(CNN) — Iraq’s military is just about a mile away from the ISIS-held government compound in Ramadi in Iraq’s battle to retake the city from the terrorist group, a spokesman for the Joint Iraqi Operations Command said.
Col. Mohammed Ibrahim said, “Thousands of improvised explosive devices were planted in the district by Daesh (ISIS). Each one needs at least 30 minutes to be dismantled.”
Soldiers are going slowly through liberated neighborhoods of the city looking for ISIS terroists amids the IEDs. “We have to be very patient in order not to lose any soldier or any civilian in the area,” Ibrahim said.
With the help of U.S.-led coalition airstrikes, Iraqi forces are in the second day of a coordinated attack on Ramadi, a city about 70 miles (113 kilometers) west of Baghdad and the capital of Anbar province.
The Iraqi flag has been hoisted over two recaptured Ramadi neighborhoods, Iraq’s Joint Operations Command said.
ISIS took over Ramadi in May after a year of fighting there, spurring tens of thousands of civilians to flee.
But tens of thousands of civilians remain in Ramadi, and “ISIS is surrounding them and preventing them from leaving,” said Hikmet Suleiman, an adviser to the governor of Anbar province.
Iraqi forces had control of areas in Anbar province before the latest push into the center of Ramadi.
Two weeks ago, security forces started to encircle the city. On Tuesday, they were able to bridge a canal of the Euphrates River and close in on the city center, said Col. Steven Warren, a spokesman for the coalition.
The presence of Iraqi forces around Ramadi is “like a boa constrictor, a squeezing of ISIL out of that city,” Warren said, using another name for ISIS.
He credits the yearlong U.S. training of Iraqi security forces for the successful advances.
“That training is starting to take hold,” he said.
Who is fighting?
Ramadi has strategic importance, because Anbar is the heartland of Iraq’s Sunni Muslim population and because the city is close to Baghdad.
Government officials said there are no Shiite militias involved in fighting on the front lines to liberate Ramadi.
Most of the ISIS militants still fighting in the western Iraqi city of Ramadi are foreign fighters, the governor of Anbar province told CNN Thursday.
“The Iraqi security forces are advancing progressively.
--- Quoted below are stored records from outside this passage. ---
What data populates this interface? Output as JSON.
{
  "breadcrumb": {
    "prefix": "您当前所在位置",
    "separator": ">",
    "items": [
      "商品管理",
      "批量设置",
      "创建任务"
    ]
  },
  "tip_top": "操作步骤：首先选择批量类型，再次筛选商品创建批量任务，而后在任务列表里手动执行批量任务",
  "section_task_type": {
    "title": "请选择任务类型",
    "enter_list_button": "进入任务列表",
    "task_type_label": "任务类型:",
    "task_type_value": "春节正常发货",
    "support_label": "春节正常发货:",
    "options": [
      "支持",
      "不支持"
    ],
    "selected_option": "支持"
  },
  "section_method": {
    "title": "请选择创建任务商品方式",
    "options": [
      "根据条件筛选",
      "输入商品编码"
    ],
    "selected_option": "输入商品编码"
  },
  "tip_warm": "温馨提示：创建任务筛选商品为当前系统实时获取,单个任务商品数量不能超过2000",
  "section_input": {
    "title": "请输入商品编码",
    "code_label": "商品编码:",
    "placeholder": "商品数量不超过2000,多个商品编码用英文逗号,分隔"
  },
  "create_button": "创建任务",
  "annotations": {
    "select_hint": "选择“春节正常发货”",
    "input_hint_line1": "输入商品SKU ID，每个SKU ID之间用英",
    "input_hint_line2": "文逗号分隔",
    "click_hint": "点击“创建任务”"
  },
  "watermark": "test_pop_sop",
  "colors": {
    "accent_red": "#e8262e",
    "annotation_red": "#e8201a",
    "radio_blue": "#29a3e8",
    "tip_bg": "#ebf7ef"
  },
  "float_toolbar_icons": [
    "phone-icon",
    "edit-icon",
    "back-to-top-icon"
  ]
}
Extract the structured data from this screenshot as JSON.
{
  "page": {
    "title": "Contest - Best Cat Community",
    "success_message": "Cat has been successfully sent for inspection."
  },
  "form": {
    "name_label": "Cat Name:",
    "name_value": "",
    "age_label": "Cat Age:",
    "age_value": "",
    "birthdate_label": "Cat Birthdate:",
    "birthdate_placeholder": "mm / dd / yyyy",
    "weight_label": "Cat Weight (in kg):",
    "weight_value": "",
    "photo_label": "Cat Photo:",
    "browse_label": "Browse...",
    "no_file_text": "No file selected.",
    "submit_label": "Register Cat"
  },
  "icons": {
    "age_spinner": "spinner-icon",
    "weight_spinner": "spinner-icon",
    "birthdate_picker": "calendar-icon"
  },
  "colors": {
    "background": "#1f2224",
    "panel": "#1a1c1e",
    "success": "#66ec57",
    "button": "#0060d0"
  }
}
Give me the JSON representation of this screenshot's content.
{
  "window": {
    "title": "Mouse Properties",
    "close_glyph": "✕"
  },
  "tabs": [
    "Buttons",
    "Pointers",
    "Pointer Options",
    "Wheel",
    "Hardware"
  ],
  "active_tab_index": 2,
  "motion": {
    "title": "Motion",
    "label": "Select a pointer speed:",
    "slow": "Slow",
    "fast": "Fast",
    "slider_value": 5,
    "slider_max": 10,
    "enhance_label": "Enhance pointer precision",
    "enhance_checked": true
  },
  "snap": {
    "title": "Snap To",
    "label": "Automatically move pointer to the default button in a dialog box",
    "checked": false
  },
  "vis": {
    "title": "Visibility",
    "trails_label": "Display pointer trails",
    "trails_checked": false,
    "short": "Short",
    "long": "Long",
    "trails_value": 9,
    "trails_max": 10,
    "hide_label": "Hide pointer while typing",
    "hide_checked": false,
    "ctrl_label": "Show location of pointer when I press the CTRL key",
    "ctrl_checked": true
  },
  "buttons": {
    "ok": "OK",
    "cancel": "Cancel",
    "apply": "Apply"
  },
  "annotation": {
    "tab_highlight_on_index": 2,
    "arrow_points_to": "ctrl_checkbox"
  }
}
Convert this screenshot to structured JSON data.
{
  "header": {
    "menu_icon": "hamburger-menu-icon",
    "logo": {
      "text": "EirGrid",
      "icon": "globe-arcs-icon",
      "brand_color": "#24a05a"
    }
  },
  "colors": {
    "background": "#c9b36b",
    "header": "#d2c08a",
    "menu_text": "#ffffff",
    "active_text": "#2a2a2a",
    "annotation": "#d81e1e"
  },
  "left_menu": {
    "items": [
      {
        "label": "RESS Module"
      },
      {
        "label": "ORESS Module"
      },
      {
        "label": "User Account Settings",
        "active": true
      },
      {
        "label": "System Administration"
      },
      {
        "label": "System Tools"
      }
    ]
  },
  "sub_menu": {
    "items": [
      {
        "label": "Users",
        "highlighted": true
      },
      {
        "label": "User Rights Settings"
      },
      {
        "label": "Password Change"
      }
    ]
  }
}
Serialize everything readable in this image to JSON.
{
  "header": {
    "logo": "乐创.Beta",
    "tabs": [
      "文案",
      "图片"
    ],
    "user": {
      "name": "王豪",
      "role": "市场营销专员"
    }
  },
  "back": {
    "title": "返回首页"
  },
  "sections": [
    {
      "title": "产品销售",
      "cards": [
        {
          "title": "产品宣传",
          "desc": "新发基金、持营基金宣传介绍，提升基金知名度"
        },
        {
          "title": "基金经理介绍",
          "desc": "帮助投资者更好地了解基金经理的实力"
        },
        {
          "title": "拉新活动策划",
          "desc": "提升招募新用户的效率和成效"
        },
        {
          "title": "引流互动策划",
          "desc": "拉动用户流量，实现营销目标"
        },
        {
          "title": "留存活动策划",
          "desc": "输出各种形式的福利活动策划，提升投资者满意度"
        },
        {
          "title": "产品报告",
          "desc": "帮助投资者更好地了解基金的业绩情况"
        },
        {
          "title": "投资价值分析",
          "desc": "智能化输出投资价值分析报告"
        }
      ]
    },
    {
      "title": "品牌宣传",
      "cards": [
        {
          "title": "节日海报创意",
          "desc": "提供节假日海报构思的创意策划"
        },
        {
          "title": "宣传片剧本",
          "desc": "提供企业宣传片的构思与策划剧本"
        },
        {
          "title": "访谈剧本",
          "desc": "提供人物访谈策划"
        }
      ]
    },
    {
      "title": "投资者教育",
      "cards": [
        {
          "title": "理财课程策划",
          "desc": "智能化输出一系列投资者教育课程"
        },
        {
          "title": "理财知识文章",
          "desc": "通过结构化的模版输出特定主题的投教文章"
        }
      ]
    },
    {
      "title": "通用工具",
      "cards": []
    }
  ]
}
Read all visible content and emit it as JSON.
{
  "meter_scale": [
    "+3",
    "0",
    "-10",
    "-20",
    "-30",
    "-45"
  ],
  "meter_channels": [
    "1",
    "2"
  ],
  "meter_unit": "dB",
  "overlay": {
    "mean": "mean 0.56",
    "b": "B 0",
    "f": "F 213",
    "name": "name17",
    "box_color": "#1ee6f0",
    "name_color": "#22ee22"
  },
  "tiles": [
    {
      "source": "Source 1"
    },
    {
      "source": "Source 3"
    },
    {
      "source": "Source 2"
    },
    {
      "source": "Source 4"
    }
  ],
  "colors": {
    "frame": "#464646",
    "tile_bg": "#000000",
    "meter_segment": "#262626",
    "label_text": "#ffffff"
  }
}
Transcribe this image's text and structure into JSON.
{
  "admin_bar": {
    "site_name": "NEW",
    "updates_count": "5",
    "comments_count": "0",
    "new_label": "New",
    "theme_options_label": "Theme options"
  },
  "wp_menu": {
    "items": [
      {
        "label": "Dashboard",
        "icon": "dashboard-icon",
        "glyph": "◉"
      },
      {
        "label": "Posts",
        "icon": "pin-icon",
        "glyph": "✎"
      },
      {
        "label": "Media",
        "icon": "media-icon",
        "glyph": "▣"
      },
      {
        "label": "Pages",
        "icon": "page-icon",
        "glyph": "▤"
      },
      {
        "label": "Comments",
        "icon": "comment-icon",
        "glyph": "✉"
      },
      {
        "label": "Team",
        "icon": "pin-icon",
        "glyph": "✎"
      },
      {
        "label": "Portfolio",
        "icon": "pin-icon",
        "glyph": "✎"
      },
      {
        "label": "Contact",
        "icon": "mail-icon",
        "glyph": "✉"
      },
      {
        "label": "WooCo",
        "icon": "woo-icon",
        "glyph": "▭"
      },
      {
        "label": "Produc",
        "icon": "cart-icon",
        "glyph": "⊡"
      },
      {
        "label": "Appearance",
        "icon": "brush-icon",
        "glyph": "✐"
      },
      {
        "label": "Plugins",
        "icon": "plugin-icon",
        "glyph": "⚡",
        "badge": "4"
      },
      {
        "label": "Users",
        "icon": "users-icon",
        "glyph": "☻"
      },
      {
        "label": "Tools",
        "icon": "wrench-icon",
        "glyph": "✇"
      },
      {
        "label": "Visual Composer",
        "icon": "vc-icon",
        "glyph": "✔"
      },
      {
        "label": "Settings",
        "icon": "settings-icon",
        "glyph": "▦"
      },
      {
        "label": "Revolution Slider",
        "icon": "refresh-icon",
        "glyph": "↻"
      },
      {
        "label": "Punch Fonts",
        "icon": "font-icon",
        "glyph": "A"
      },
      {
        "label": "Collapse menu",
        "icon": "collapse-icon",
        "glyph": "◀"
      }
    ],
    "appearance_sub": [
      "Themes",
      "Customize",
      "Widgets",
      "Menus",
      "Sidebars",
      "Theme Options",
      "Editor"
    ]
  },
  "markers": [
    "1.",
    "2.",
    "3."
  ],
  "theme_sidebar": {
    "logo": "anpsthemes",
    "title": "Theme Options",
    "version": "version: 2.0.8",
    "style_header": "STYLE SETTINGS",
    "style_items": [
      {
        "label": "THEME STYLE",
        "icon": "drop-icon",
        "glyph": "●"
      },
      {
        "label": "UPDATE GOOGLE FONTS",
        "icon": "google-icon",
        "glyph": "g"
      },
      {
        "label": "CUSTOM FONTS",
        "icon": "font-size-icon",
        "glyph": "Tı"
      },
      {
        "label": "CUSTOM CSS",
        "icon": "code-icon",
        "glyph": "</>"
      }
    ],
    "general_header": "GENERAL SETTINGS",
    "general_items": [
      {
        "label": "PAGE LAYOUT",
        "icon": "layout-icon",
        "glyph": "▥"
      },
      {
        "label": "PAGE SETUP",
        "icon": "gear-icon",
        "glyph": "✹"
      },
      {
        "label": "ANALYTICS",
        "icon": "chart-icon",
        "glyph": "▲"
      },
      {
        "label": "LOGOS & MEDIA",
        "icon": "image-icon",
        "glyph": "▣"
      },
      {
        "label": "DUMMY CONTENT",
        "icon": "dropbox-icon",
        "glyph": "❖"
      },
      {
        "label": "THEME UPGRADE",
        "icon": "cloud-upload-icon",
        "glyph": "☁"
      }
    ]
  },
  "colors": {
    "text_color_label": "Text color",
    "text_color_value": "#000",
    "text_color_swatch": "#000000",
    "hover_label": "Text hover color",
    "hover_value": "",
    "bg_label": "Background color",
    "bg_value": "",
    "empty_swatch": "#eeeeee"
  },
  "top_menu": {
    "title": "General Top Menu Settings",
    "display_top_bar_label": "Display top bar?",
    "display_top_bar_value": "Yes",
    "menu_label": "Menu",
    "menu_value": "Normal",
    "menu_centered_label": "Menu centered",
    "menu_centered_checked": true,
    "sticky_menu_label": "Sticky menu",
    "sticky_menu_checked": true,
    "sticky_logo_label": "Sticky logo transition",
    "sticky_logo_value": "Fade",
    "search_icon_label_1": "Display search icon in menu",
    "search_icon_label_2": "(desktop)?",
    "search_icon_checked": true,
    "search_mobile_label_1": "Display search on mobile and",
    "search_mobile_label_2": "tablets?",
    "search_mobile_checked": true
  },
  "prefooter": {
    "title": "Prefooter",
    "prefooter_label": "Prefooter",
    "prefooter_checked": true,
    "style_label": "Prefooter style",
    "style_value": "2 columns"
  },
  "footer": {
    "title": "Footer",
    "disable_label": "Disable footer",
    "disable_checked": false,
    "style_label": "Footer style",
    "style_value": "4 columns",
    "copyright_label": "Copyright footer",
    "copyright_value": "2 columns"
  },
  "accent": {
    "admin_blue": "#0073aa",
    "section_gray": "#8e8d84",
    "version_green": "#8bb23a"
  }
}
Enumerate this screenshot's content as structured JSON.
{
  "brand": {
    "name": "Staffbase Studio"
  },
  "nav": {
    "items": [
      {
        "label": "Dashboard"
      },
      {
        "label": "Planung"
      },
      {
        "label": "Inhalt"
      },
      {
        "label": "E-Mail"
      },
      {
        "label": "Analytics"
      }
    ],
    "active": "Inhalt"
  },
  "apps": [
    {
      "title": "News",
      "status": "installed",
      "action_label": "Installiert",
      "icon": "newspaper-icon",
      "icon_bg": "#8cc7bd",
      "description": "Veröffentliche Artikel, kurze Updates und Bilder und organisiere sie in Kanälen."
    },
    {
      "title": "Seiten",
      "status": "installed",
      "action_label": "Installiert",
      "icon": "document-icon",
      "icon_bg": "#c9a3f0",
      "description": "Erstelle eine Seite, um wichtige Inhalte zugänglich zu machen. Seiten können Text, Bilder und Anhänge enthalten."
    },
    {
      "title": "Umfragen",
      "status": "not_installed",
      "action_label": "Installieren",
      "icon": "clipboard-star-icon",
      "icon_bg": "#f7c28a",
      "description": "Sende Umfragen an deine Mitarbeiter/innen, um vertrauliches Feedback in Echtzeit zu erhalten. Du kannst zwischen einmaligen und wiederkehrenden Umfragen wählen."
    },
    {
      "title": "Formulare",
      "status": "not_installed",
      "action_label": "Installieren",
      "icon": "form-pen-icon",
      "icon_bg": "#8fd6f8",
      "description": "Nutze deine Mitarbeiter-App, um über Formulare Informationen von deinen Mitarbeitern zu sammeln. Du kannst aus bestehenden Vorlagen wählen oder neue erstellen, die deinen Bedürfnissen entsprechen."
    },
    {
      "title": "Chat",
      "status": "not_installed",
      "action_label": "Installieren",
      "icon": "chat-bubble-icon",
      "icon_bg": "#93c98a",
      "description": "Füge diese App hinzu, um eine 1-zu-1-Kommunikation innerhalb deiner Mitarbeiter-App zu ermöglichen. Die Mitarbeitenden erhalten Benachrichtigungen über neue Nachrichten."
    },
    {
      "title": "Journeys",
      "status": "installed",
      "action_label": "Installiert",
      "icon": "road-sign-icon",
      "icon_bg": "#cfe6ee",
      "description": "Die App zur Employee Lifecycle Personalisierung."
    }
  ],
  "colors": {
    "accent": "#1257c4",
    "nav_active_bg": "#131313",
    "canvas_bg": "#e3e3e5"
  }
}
Daesh [ISIS] forces are totally fractured. Most of the Daesh fighters remaining in the city are foreign fighters,” Suhaib al-Rawi said.
Iraqi security forces, including the military, counterterror units and federal police, are conducting all the storming operations underway inside Ramadi’s city limits, according to Hikmet Suleiman, the political adviser to the governor.
He said some Shiite militias are stationed on the southern outskirts of Ramadi, but are not directly involved in ongoing operations, and Sunni militias comprised primarily of Anbar tribesmen are tasked with holding ground already recaptured by Iraq’s military and clearing it of IEDs.
Having Shiite militias battle in this Sunni stronghold was a concern of the central government, especially in procuring support from among the local tribes in the battle against ISIS.
Ramadi has symbolic significance. After Iraqi forces pulled out of Ramadi in May, U.S. Defense Secretary Ashton Carter questioned whether the Iraqis had the “will to fight.”
Iraqi officials, including Prime Minister Haider al-Abadi, later said Carter had bad information. But Salim al-Jabouri, speaker of the Iraqi parliament and arguably the country’s most powerful Sunni politician, said that even the Prime Minister didn’t know of the withdrawal until after it happened.
Ramadi was one of “three R’s” identified as the core of a triple-pronged U.S. strategy against ISIS that Carter floated before U.S. lawmakers in October. The others were raids by special operations forces and Raqqa, the extremists’ de facto capital in Syria.